**TASK DESCRIPTION**: Please restate every record below word for word and skip the pictures.
Start of DATA TO EXAMINE
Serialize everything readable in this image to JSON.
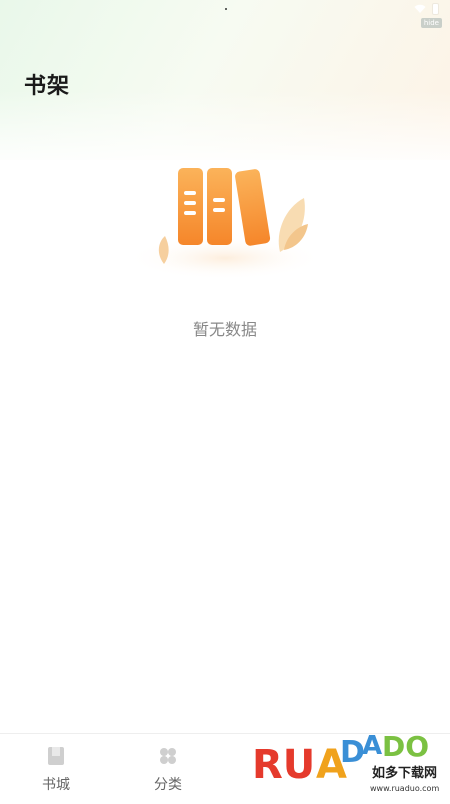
{
  "page": {
    "title": "书架"
  },
  "status": {
    "tag": "hide"
  },
  "empty_state": {
    "message": "暂无数据"
  },
  "tabs": [
    {
      "label": "书城",
      "icon": "book-icon"
    },
    {
      "label": "分类",
      "icon": "category-icon"
    }
  ],
  "watermark": {
    "brand": "RUANDADO",
    "subtitle": "如多下载网",
    "url": "www.ruaduo.com"
  },
  "colors": {
    "accent": "#f58a2c",
    "accent_light": "#fbb35a",
    "leaf": "#f6cf9e",
    "text_primary": "#1a1a1a",
    "text_secondary": "#888888"
  }
}
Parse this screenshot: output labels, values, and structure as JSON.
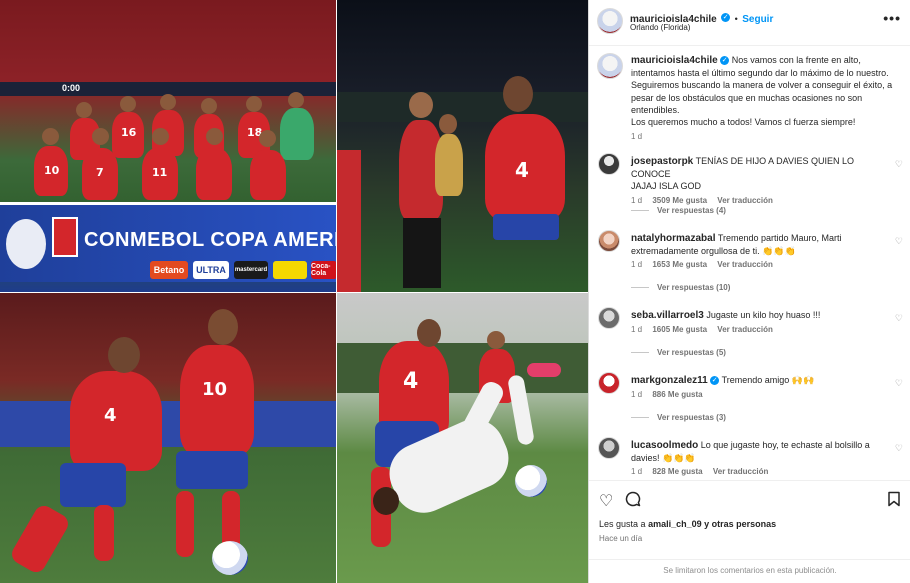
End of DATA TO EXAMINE
**ANSWER FOR THIS EXERCISE**:
Serialize everything readable in this image to JSON.
{
  "page": {
    "title": "书架"
  },
  "status": {
    "tag": "hide"
  },
  "empty_state": {
    "message": "暂无数据"
  },
  "tabs": [
    {
      "label": "书城",
      "icon": "book-icon"
    },
    {
      "label": "分类",
      "icon": "category-icon"
    }
  ],
  "watermark": {
    "brand": "RUANDADO",
    "subtitle": "如多下载网",
    "url": "www.ruaduo.com"
  },
  "colors": {
    "accent": "#f58a2c",
    "accent_light": "#fbb35a",
    "leaf": "#f6cf9e",
    "text_primary": "#1a1a1a",
    "text_secondary": "#888888"
  }
}
Parse this screenshot: output labels, values, and structure as JSON.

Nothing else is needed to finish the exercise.